▽

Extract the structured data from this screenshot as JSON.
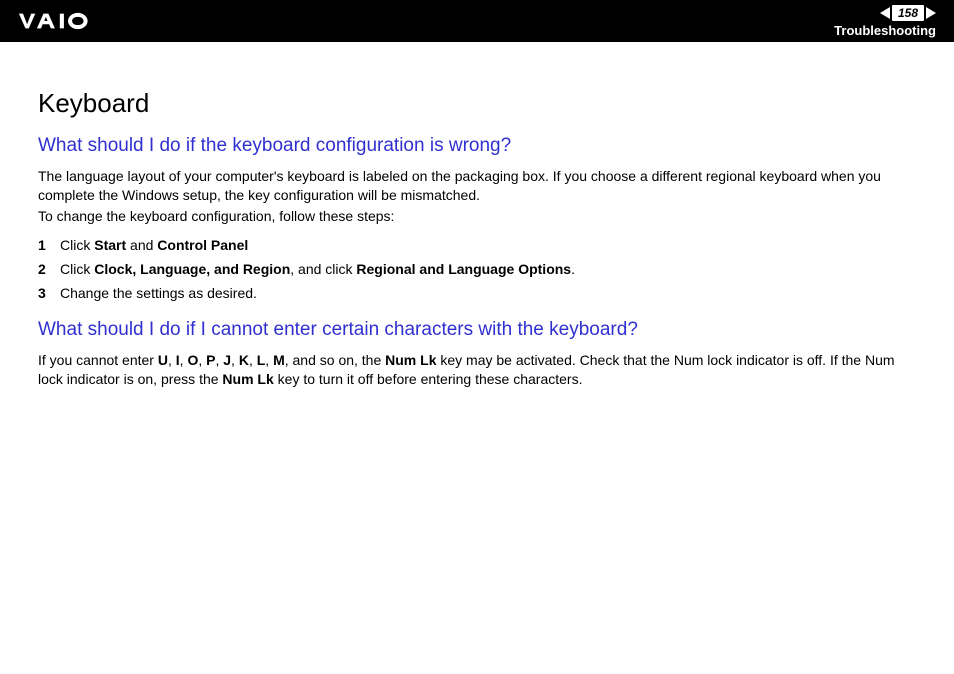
{
  "header": {
    "page_number": "158",
    "section": "Troubleshooting"
  },
  "title": "Keyboard",
  "q1": {
    "heading": "What should I do if the keyboard configuration is wrong?",
    "para1": "The language layout of your computer's keyboard is labeled on the packaging box. If you choose a different regional keyboard when you complete the Windows setup, the key configuration will be mismatched.",
    "para2": "To change the keyboard configuration, follow these steps:",
    "steps": [
      {
        "num": "1",
        "pre": "Click ",
        "b1": "Start",
        "mid1": " and ",
        "b2": "Control Panel",
        "post": ""
      },
      {
        "num": "2",
        "pre": "Click ",
        "b1": "Clock, Language, and Region",
        "mid1": ", and click ",
        "b2": "Regional and Language Options",
        "post": "."
      },
      {
        "num": "3",
        "pre": "Change the settings as desired.",
        "b1": "",
        "mid1": "",
        "b2": "",
        "post": ""
      }
    ]
  },
  "q2": {
    "heading": "What should I do if I cannot enter certain characters with the keyboard?",
    "p_pre": "If you cannot enter ",
    "chars": [
      "U",
      "I",
      "O",
      "P",
      "J",
      "K",
      "L",
      "M"
    ],
    "sep": ", ",
    "p_mid1": ", and so on, the ",
    "b1": "Num Lk",
    "p_mid2": " key may be activated. Check that the Num lock indicator is off. If the Num lock indicator is on, press the ",
    "b2": "Num Lk",
    "p_post": " key to turn it off before entering these characters."
  }
}
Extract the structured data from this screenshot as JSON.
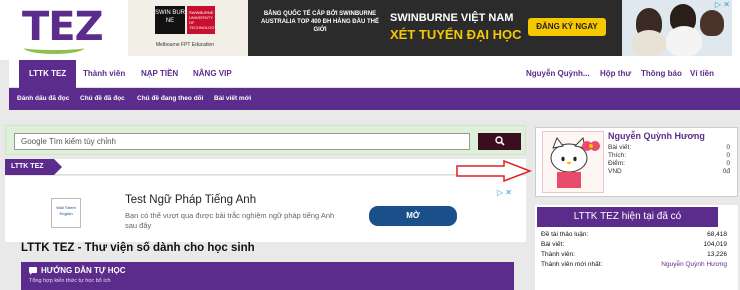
{
  "logo": {
    "text": "TEZ"
  },
  "banner": {
    "brand_box": "SWIN BUR NE",
    "brand_sub": "SWINBURNE UNIVERSITY OF TECHNOLOGY",
    "brand_partner": "Melbourne FPT Education",
    "headline": "BẰNG QUỐC TẾ CẤP BỞI SWINBURNE AUSTRALIA TOP 400 ĐH HÀNG ĐẦU THẾ GIỚI",
    "title": "SWINBURNE VIỆT NAM",
    "subtitle": "XÉT TUYỂN ĐẠI HỌC",
    "cta": "ĐĂNG KÝ NGAY",
    "controls": "▷ ✕"
  },
  "nav": {
    "items": [
      {
        "label": "LTTK TEZ"
      },
      {
        "label": "Thành viên"
      },
      {
        "label": "NẠP TIỀN"
      },
      {
        "label": "NÂNG VIP"
      }
    ],
    "right": [
      {
        "label": "Nguyễn Quỳnh..."
      },
      {
        "label": "Hộp thư"
      },
      {
        "label": "Thông báo"
      },
      {
        "label": "Ví tiền"
      }
    ]
  },
  "subnav": {
    "items": [
      {
        "label": "Đánh dấu đã đọc"
      },
      {
        "label": "Chủ đề đã đọc"
      },
      {
        "label": "Chủ đề đang theo dõi"
      },
      {
        "label": "Bài viết mới"
      }
    ]
  },
  "search": {
    "placeholder": "Google Tìm kiếm tùy chỉnh",
    "button_icon": "search-icon"
  },
  "section_tab": {
    "label": "LTTK TEZ"
  },
  "ad": {
    "logo": "Wall Street English",
    "title": "Test Ngữ Pháp Tiếng Anh",
    "desc": "Bạn có thể vượt qua được bài trắc nghiệm ngữ pháp tiếng Anh sau đây",
    "button": "MỞ",
    "controls": "▷ ✕"
  },
  "page_heading": "LTTK TEZ - Thư viện số dành cho học sinh",
  "guide": {
    "title": "HƯỚNG DẪN TỰ HỌC",
    "subtitle": "Tổng hợp kiến thức tự học bổ ích"
  },
  "user_panel": {
    "name": "Nguyễn Quỳnh Hương",
    "rows": [
      {
        "label": "Bài viết:",
        "value": "0"
      },
      {
        "label": "Thích:",
        "value": "0"
      },
      {
        "label": "Điểm:",
        "value": "0"
      },
      {
        "label": "VND",
        "value": "0đ"
      }
    ]
  },
  "stats": {
    "title": "LTTK TEZ hiện tại đã có",
    "rows": [
      {
        "label": "Đề tài thảo luận:",
        "value": "68,418"
      },
      {
        "label": "Bài viết:",
        "value": "104,019"
      },
      {
        "label": "Thành viên:",
        "value": "13,226"
      },
      {
        "label": "Thành viên mới nhất:",
        "value": "Nguyễn Quỳnh Hương"
      }
    ]
  },
  "colors": {
    "brand_purple": "#5b2c8b",
    "search_bg": "#dff0d8",
    "search_button": "#3a0e1e",
    "arrow_red": "#e02020",
    "banner_yellow": "#f6c800"
  }
}
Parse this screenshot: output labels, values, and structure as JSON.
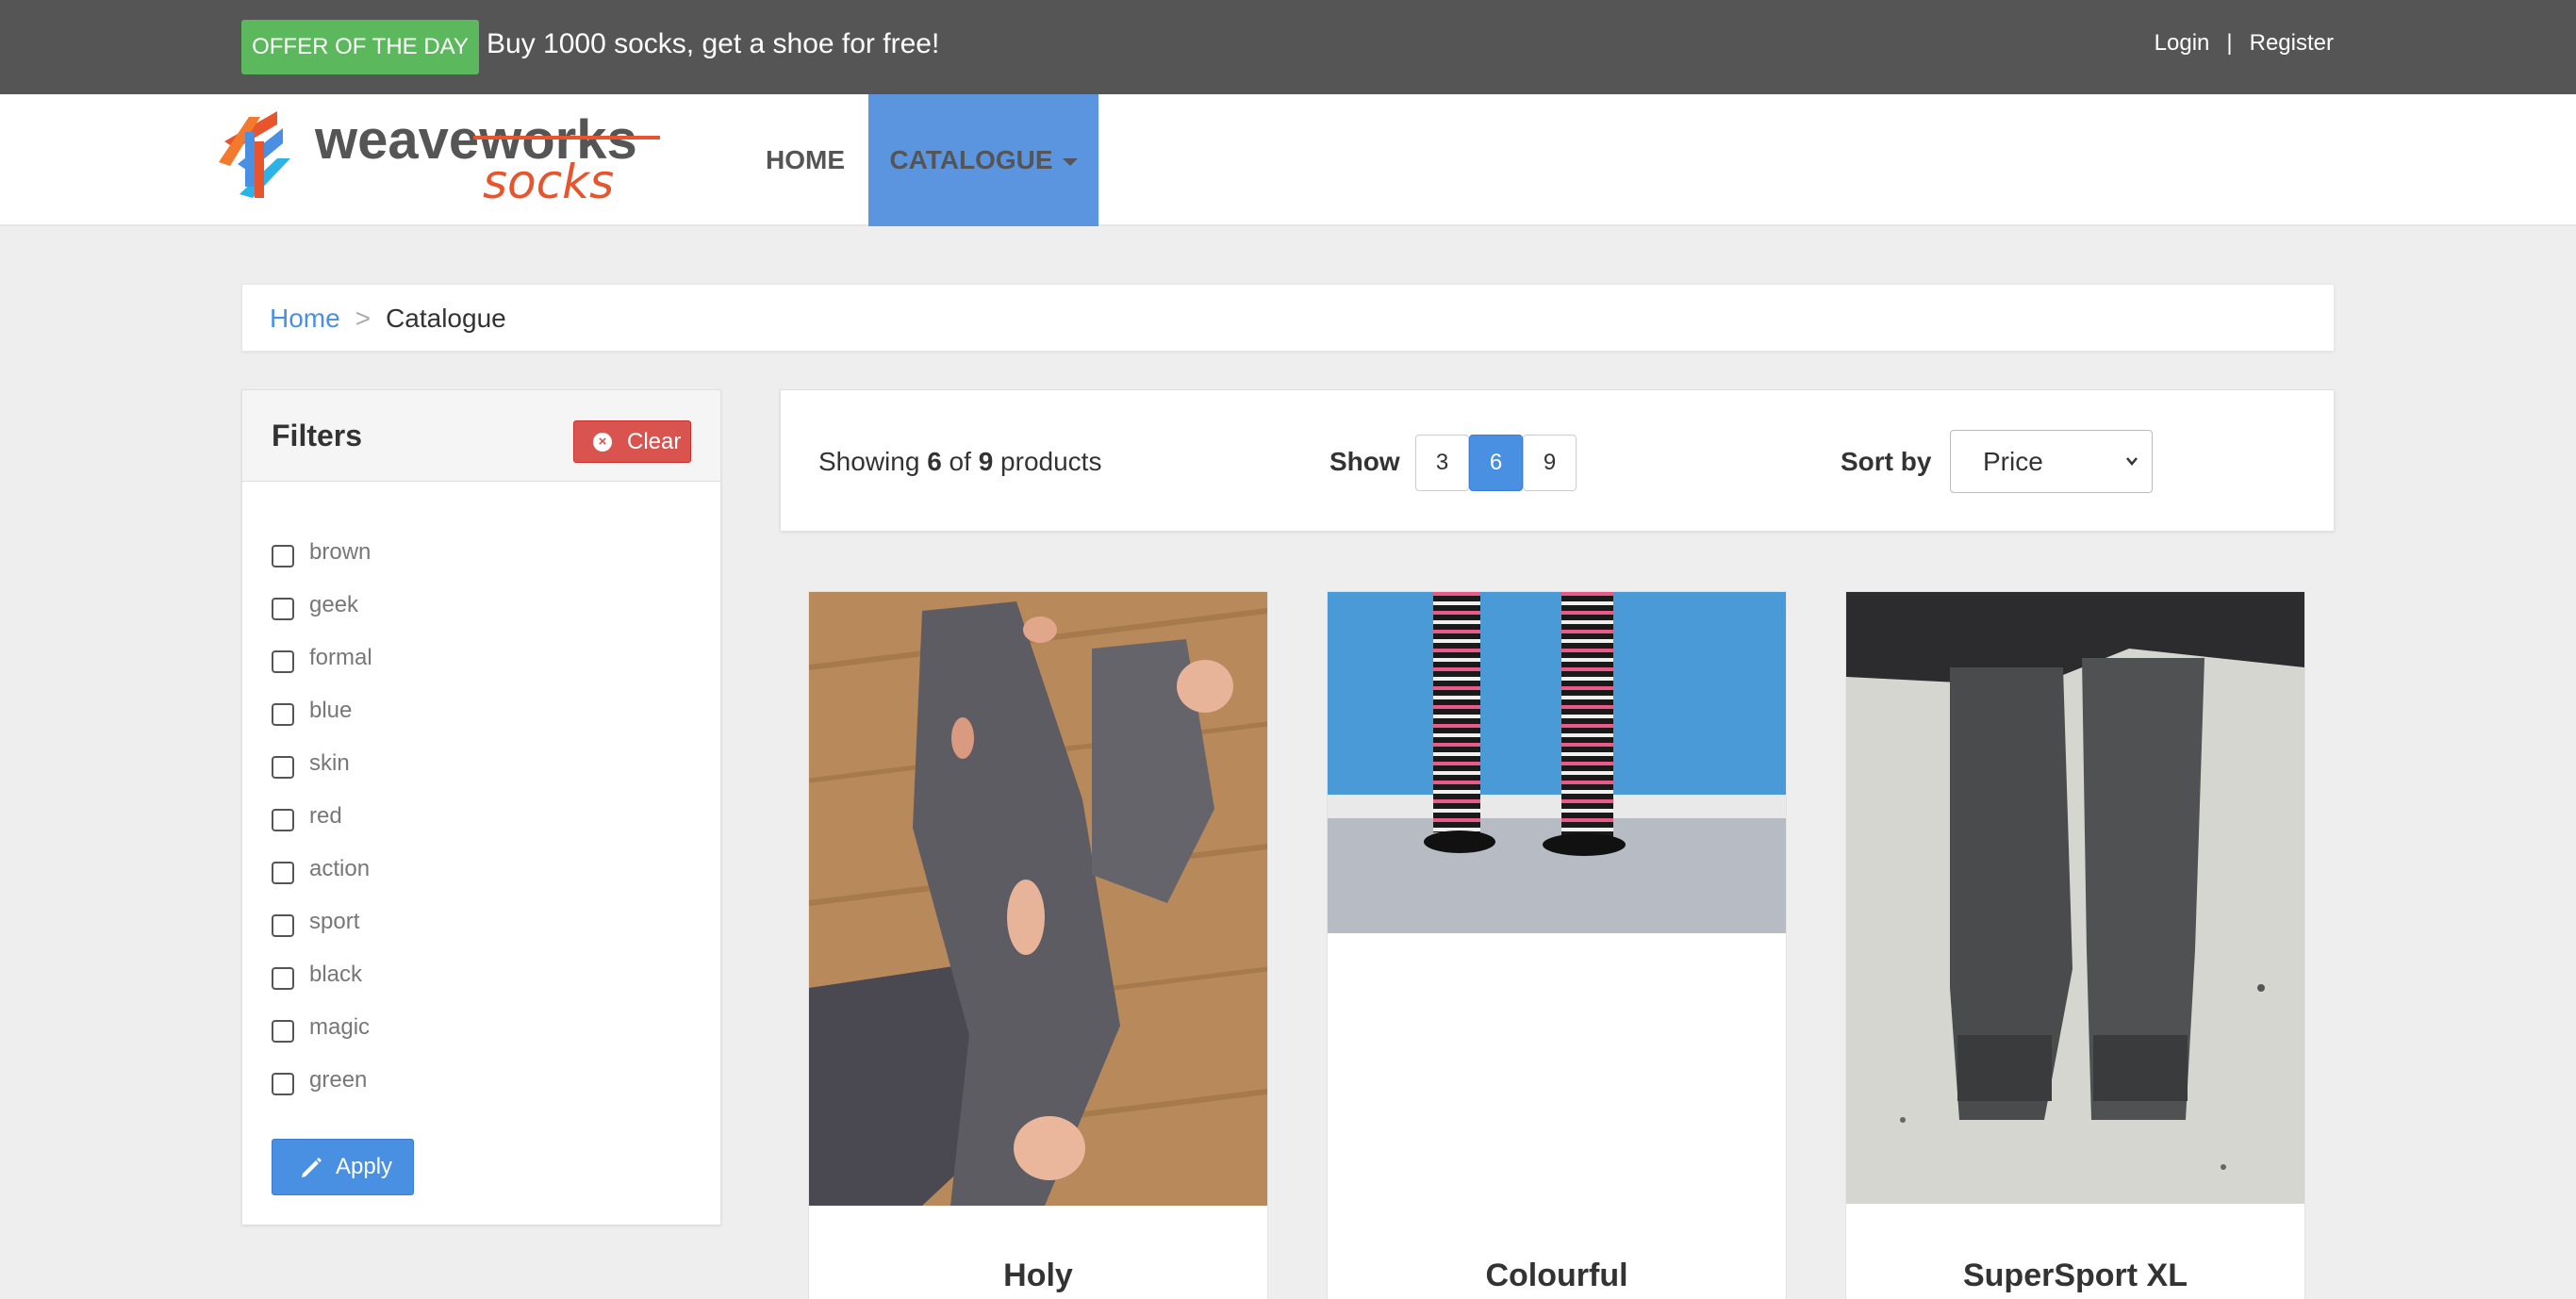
{
  "topbar": {
    "offer_badge": "OFFER OF THE DAY",
    "offer_text": "Buy 1000 socks, get a shoe for free!",
    "login": "Login",
    "separator": "|",
    "register": "Register"
  },
  "logo": {
    "word1": "weaveworks",
    "word2": "socks"
  },
  "nav": {
    "home": "HOME",
    "catalogue": "CATALOGUE"
  },
  "breadcrumb": {
    "home": "Home",
    "separator": ">",
    "current": "Catalogue"
  },
  "filters": {
    "title": "Filters",
    "clear_label": "Clear",
    "apply_label": "Apply",
    "items": [
      {
        "label": "brown"
      },
      {
        "label": "geek"
      },
      {
        "label": "formal"
      },
      {
        "label": "blue"
      },
      {
        "label": "skin"
      },
      {
        "label": "red"
      },
      {
        "label": "action"
      },
      {
        "label": "sport"
      },
      {
        "label": "black"
      },
      {
        "label": "magic"
      },
      {
        "label": "green"
      }
    ]
  },
  "toolbar": {
    "showing_prefix": "Showing",
    "showing_count": "6",
    "showing_of": "of",
    "showing_total": "9",
    "showing_suffix": "products",
    "show_label": "Show",
    "page_sizes": [
      "3",
      "6",
      "9"
    ],
    "active_page_size": "6",
    "sort_label": "Sort by",
    "sort_value": "Price"
  },
  "products": [
    {
      "name": "Holy"
    },
    {
      "name": "Colourful"
    },
    {
      "name": "SuperSport XL"
    }
  ],
  "colors": {
    "topbar": "#555555",
    "offer_green": "#5cb85c",
    "accent_blue": "#4a90e2",
    "clear_red": "#d9534f",
    "page_bg": "#eeeeee"
  }
}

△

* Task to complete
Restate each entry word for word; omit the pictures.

* Written solution
Extract the structured data from this screenshot as JSON.
{
  "header": {
    "page_number": "158",
    "section": "Troubleshooting"
  },
  "title": "Keyboard",
  "q1": {
    "heading": "What should I do if the keyboard configuration is wrong?",
    "para1": "The language layout of your computer's keyboard is labeled on the packaging box. If you choose a different regional keyboard when you complete the Windows setup, the key configuration will be mismatched.",
    "para2": "To change the keyboard configuration, follow these steps:",
    "steps": [
      {
        "num": "1",
        "pre": "Click ",
        "b1": "Start",
        "mid1": " and ",
        "b2": "Control Panel",
        "post": ""
      },
      {
        "num": "2",
        "pre": "Click ",
        "b1": "Clock, Language, and Region",
        "mid1": ", and click ",
        "b2": "Regional and Language Options",
        "post": "."
      },
      {
        "num": "3",
        "pre": "Change the settings as desired.",
        "b1": "",
        "mid1": "",
        "b2": "",
        "post": ""
      }
    ]
  },
  "q2": {
    "heading": "What should I do if I cannot enter certain characters with the keyboard?",
    "p_pre": "If you cannot enter ",
    "chars": [
      "U",
      "I",
      "O",
      "P",
      "J",
      "K",
      "L",
      "M"
    ],
    "sep": ", ",
    "p_mid1": ", and so on, the ",
    "b1": "Num Lk",
    "p_mid2": " key may be activated. Check that the Num lock indicator is off. If the Num lock indicator is on, press the ",
    "b2": "Num Lk",
    "p_post": " key to turn it off before entering these characters."
  }
}
Extract the structured data from this screenshot as JSON.
{
  "logo": {
    "text": "TEZ"
  },
  "banner": {
    "brand_box": "SWIN BUR NE",
    "brand_sub": "SWINBURNE UNIVERSITY OF TECHNOLOGY",
    "brand_partner": "Melbourne FPT Education",
    "headline": "BẰNG QUỐC TẾ CẤP BỞI SWINBURNE AUSTRALIA TOP 400 ĐH HÀNG ĐẦU THẾ GIỚI",
    "title": "SWINBURNE VIỆT NAM",
    "subtitle": "XÉT TUYỂN ĐẠI HỌC",
    "cta": "ĐĂNG KÝ NGAY",
    "controls": "▷ ✕"
  },
  "nav": {
    "items": [
      {
        "label": "LTTK TEZ"
      },
      {
        "label": "Thành viên"
      },
      {
        "label": "NẠP TIỀN"
      },
      {
        "label": "NÂNG VIP"
      }
    ],
    "right": [
      {
        "label": "Nguyễn Quỳnh..."
      },
      {
        "label": "Hộp thư"
      },
      {
        "label": "Thông báo"
      },
      {
        "label": "Ví tiền"
      }
    ]
  },
  "subnav": {
    "items": [
      {
        "label": "Đánh dấu đã đọc"
      },
      {
        "label": "Chủ đề đã đọc"
      },
      {
        "label": "Chủ đề đang theo dõi"
      },
      {
        "label": "Bài viết mới"
      }
    ]
  },
  "search": {
    "placeholder": "Google Tìm kiếm tùy chỉnh",
    "button_icon": "search-icon"
  },
  "section_tab": {
    "label": "LTTK TEZ"
  },
  "ad": {
    "logo": "Wall Street English",
    "title": "Test Ngữ Pháp Tiếng Anh",
    "desc": "Bạn có thể vượt qua được bài trắc nghiệm ngữ pháp tiếng Anh sau đây",
    "button": "MỞ",
    "controls": "▷ ✕"
  },
  "page_heading": "LTTK TEZ - Thư viện số dành cho học sinh",
  "guide": {
    "title": "HƯỚNG DẪN TỰ HỌC",
    "subtitle": "Tổng hợp kiến thức tự học bổ ích"
  },
  "user_panel": {
    "name": "Nguyễn Quỳnh Hương",
    "rows": [
      {
        "label": "Bài viết:",
        "value": "0"
      },
      {
        "label": "Thích:",
        "value": "0"
      },
      {
        "label": "Điểm:",
        "value": "0"
      },
      {
        "label": "VND",
        "value": "0đ"
      }
    ]
  },
  "stats": {
    "title": "LTTK TEZ hiện tại đã có",
    "rows": [
      {
        "label": "Đề tài thảo luận:",
        "value": "68,418"
      },
      {
        "label": "Bài viết:",
        "value": "104,019"
      },
      {
        "label": "Thành viên:",
        "value": "13,226"
      },
      {
        "label": "Thành viên mới nhất:",
        "value": "Nguyễn Quỳnh Hương"
      }
    ]
  },
  "colors": {
    "brand_purple": "#5b2c8b",
    "search_bg": "#dff0d8",
    "search_button": "#3a0e1e",
    "arrow_red": "#e02020",
    "banner_yellow": "#f6c800"
  }
}
Parse this screenshot: output labels, values, and structure as JSON.
{
  "topbar": {
    "offer_badge": "OFFER OF THE DAY",
    "offer_text": "Buy 1000 socks, get a shoe for free!",
    "login": "Login",
    "separator": "|",
    "register": "Register"
  },
  "logo": {
    "word1": "weaveworks",
    "word2": "socks"
  },
  "nav": {
    "home": "HOME",
    "catalogue": "CATALOGUE"
  },
  "breadcrumb": {
    "home": "Home",
    "separator": ">",
    "current": "Catalogue"
  },
  "filters": {
    "title": "Filters",
    "clear_label": "Clear",
    "apply_label": "Apply",
    "items": [
      {
        "label": "brown"
      },
      {
        "label": "geek"
      },
      {
        "label": "formal"
      },
      {
        "label": "blue"
      },
      {
        "label": "skin"
      },
      {
        "label": "red"
      },
      {
        "label": "action"
      },
      {
        "label": "sport"
      },
      {
        "label": "black"
      },
      {
        "label": "magic"
      },
      {
        "label": "green"
      }
    ]
  },
  "toolbar": {
    "showing_prefix": "Showing",
    "showing_count": "6",
    "showing_of": "of",
    "showing_total": "9",
    "showing_suffix": "products",
    "show_label": "Show",
    "page_sizes": [
      "3",
      "6",
      "9"
    ],
    "active_page_size": "6",
    "sort_label": "Sort by",
    "sort_value": "Price"
  },
  "products": [
    {
      "name": "Holy"
    },
    {
      "name": "Colourful"
    },
    {
      "name": "SuperSport XL"
    }
  ],
  "colors": {
    "topbar": "#555555",
    "offer_green": "#5cb85c",
    "accent_blue": "#4a90e2",
    "clear_red": "#d9534f",
    "page_bg": "#eeeeee"
  }
}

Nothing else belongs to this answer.